Twenty-First Century Formalism
Formalism is one of the most widely applied but misunderstood features of law. Embroiled in a series of conflicts over the course of the twentieth century, formalism’s meaning has become confused as formalism has been enlisted by both proponents and opponents of specific legal methodologies. For some, it has simply become an epithet used to describe virtually anything they dislike in legal thinking. Used often and inconsistently as a stand-in (and frequently a straw-man), formalism’s distinct identity has been lost, its meaning merged with whatever methodology it is being used to support or attack.
This paper seeks to separate formalism from those debates, identifying formalism for what it is: a commitment to form in legal thinking. Form is critical to understanding law; because law is a shared enterprise, it can only be understood and applied as it exists in some form. Formalism recognizes the form-bound nature of law and expands on that recognition by engaging with law in its various forms rather than as an abstraction.
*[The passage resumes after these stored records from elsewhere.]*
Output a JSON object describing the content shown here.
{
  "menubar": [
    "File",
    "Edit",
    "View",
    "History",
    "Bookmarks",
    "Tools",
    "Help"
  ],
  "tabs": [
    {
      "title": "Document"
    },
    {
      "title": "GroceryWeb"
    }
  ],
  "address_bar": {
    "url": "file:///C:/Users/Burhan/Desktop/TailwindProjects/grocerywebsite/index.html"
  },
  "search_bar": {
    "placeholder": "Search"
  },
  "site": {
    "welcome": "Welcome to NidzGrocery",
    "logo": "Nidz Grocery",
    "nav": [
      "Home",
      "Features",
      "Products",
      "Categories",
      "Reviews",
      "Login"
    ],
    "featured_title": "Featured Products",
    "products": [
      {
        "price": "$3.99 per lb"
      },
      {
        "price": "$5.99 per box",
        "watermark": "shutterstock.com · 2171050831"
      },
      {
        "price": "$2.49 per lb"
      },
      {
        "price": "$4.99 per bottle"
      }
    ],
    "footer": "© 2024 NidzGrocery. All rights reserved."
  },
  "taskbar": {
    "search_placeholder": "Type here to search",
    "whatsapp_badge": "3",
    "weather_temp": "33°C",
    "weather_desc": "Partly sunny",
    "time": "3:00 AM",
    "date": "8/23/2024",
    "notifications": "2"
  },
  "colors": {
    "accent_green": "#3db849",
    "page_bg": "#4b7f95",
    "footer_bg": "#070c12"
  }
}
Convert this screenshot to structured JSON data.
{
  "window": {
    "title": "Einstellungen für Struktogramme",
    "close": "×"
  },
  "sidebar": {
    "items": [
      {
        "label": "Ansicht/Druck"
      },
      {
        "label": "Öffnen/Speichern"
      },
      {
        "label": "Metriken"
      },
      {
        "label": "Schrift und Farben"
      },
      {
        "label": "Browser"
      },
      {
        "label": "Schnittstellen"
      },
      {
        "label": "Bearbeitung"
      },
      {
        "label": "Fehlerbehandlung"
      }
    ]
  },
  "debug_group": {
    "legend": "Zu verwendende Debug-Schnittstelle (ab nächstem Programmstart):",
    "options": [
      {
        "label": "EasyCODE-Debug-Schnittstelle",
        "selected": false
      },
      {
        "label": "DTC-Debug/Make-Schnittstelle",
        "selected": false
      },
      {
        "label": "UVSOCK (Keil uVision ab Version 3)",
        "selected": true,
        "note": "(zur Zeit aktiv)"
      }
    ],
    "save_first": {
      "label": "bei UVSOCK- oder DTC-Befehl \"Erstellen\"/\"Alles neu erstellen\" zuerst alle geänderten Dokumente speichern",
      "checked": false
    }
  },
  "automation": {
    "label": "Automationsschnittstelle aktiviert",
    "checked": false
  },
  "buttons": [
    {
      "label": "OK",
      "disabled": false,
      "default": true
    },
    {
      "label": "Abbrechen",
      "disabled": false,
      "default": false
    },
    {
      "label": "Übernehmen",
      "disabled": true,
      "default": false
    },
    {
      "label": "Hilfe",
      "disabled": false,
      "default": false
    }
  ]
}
The paper makes three main contributions to understanding formalism: First, it provides a modern definition of formalism, separating it from confusion over formalism caused by its invocation in a series of debates over law in the twentieth century. Second, it describes how formalism operates in methodologies and contexts beyond textualism and originalism, the two methodologies with which formalism is usually identified. Third, it explores the power of formalism beyond its value in determining the content of law. The form of law is what drives the various ways the law categorizes conduct, and law’s categories in turn give meaning to conduct beyond just the application of enforceable legal constraints. It is time for us to bring formalism into the twenty-first century and recognize it for its distinct role in understanding law and legal institutions.